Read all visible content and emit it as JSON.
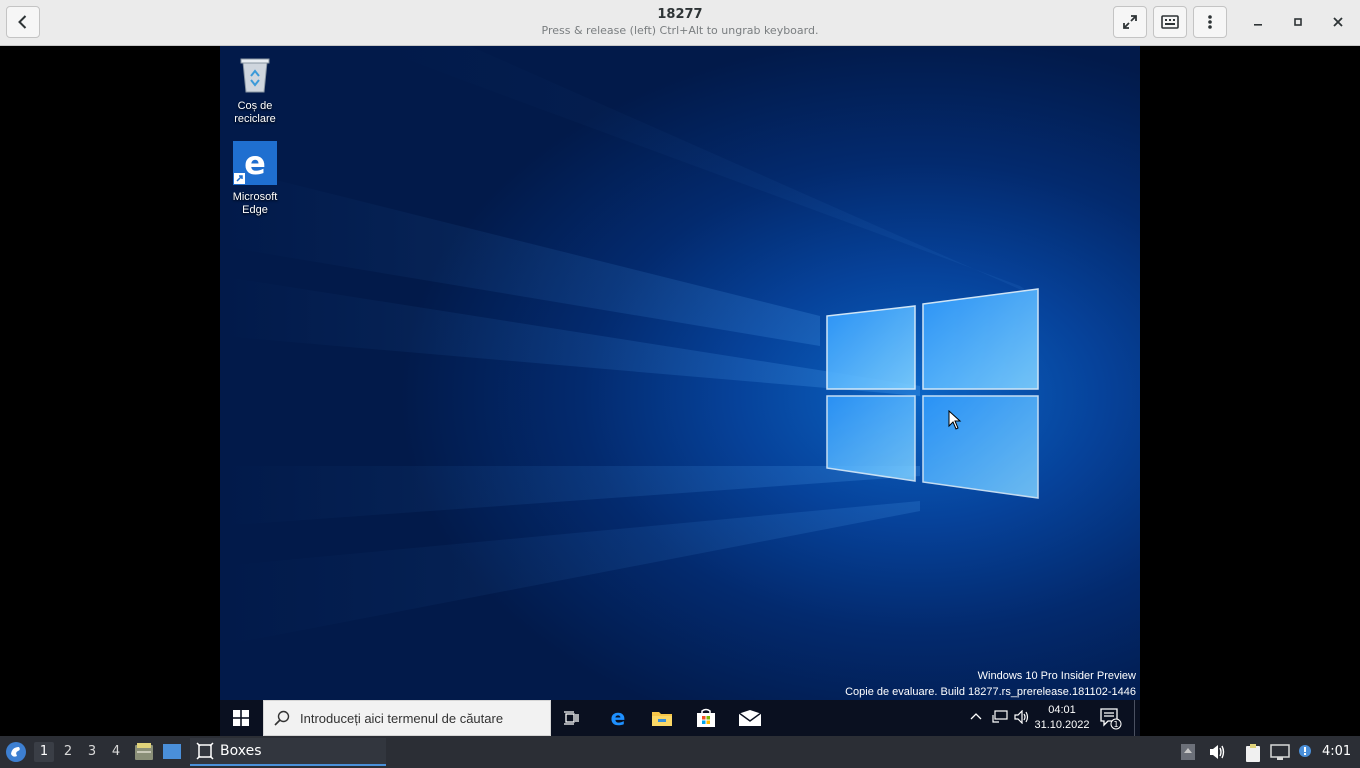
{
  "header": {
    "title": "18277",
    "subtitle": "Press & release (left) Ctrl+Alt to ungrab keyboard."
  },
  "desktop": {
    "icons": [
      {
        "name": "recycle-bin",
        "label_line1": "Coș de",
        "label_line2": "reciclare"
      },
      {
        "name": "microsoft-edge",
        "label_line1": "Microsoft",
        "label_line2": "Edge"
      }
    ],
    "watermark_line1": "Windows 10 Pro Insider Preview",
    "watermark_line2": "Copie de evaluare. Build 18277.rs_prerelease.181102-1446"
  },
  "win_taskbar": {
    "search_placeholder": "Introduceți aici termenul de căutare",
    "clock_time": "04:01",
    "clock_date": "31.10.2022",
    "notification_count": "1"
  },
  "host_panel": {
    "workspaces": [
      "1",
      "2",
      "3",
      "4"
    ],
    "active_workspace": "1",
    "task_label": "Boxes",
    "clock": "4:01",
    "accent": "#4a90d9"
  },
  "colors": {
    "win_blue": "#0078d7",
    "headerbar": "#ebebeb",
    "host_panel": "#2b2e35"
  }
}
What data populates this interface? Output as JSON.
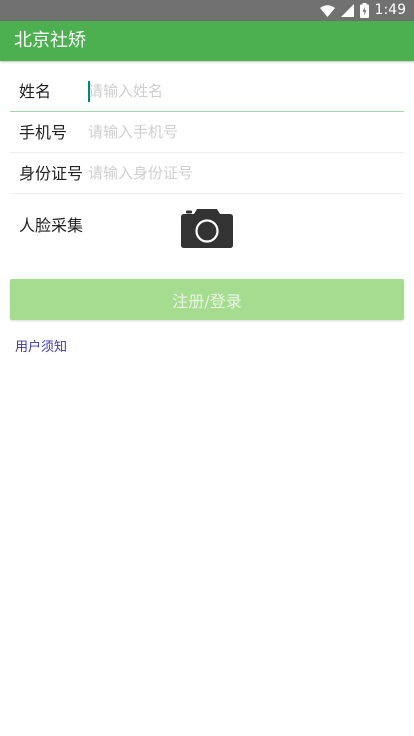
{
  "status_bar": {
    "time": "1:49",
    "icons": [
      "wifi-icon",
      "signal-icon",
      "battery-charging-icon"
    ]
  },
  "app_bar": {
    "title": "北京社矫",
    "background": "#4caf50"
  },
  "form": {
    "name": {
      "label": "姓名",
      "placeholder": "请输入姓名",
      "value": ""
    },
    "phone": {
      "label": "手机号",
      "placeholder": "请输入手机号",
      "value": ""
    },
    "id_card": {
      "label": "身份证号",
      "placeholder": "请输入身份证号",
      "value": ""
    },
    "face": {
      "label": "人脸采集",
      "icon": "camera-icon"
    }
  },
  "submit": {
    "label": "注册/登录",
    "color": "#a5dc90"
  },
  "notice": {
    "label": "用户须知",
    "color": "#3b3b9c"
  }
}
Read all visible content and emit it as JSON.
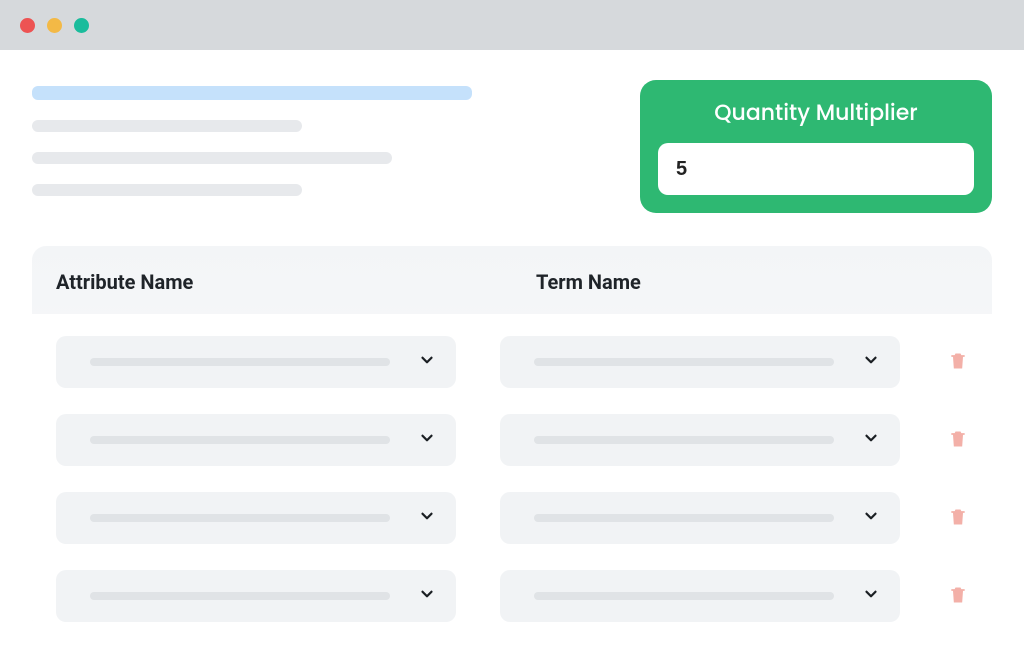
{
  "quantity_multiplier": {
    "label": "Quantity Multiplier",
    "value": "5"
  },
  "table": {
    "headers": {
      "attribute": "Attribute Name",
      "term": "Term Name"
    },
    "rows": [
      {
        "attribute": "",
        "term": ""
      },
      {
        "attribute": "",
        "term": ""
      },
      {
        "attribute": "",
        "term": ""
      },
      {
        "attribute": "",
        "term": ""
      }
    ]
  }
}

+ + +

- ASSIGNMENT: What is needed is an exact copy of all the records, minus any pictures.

- EXPECTED ANSWER:
Read all visible content and emit it as JSON.
{
  "header": {
    "title": "18277",
    "subtitle": "Press & release (left) Ctrl+Alt to ungrab keyboard."
  },
  "desktop": {
    "icons": [
      {
        "name": "recycle-bin",
        "label_line1": "Coș de",
        "label_line2": "reciclare"
      },
      {
        "name": "microsoft-edge",
        "label_line1": "Microsoft",
        "label_line2": "Edge"
      }
    ],
    "watermark_line1": "Windows 10 Pro Insider Preview",
    "watermark_line2": "Copie de evaluare. Build 18277.rs_prerelease.181102-1446"
  },
  "win_taskbar": {
    "search_placeholder": "Introduceți aici termenul de căutare",
    "clock_time": "04:01",
    "clock_date": "31.10.2022",
    "notification_count": "1"
  },
  "host_panel": {
    "workspaces": [
      "1",
      "2",
      "3",
      "4"
    ],
    "active_workspace": "1",
    "task_label": "Boxes",
    "clock": "4:01",
    "accent": "#4a90d9"
  },
  "colors": {
    "win_blue": "#0078d7",
    "headerbar": "#ebebeb",
    "host_panel": "#2b2e35"
  }
}
What data populates this interface? Output as JSON.
{
  "status_bar": {
    "time": "1:49",
    "icons": [
      "wifi-icon",
      "signal-icon",
      "battery-charging-icon"
    ]
  },
  "app_bar": {
    "title": "北京社矫",
    "background": "#4caf50"
  },
  "form": {
    "name": {
      "label": "姓名",
      "placeholder": "请输入姓名",
      "value": ""
    },
    "phone": {
      "label": "手机号",
      "placeholder": "请输入手机号",
      "value": ""
    },
    "id_card": {
      "label": "身份证号",
      "placeholder": "请输入身份证号",
      "value": ""
    },
    "face": {
      "label": "人脸采集",
      "icon": "camera-icon"
    }
  },
  "submit": {
    "label": "注册/登录",
    "color": "#a5dc90"
  },
  "notice": {
    "label": "用户须知",
    "color": "#3b3b9c"
  }
}
Read all visible content and emit it as JSON.
{
  "quantity_multiplier": {
    "label": "Quantity Multiplier",
    "value": "5"
  },
  "table": {
    "headers": {
      "attribute": "Attribute Name",
      "term": "Term Name"
    },
    "rows": [
      {
        "attribute": "",
        "term": ""
      },
      {
        "attribute": "",
        "term": ""
      },
      {
        "attribute": "",
        "term": ""
      },
      {
        "attribute": "",
        "term": ""
      }
    ]
  }
}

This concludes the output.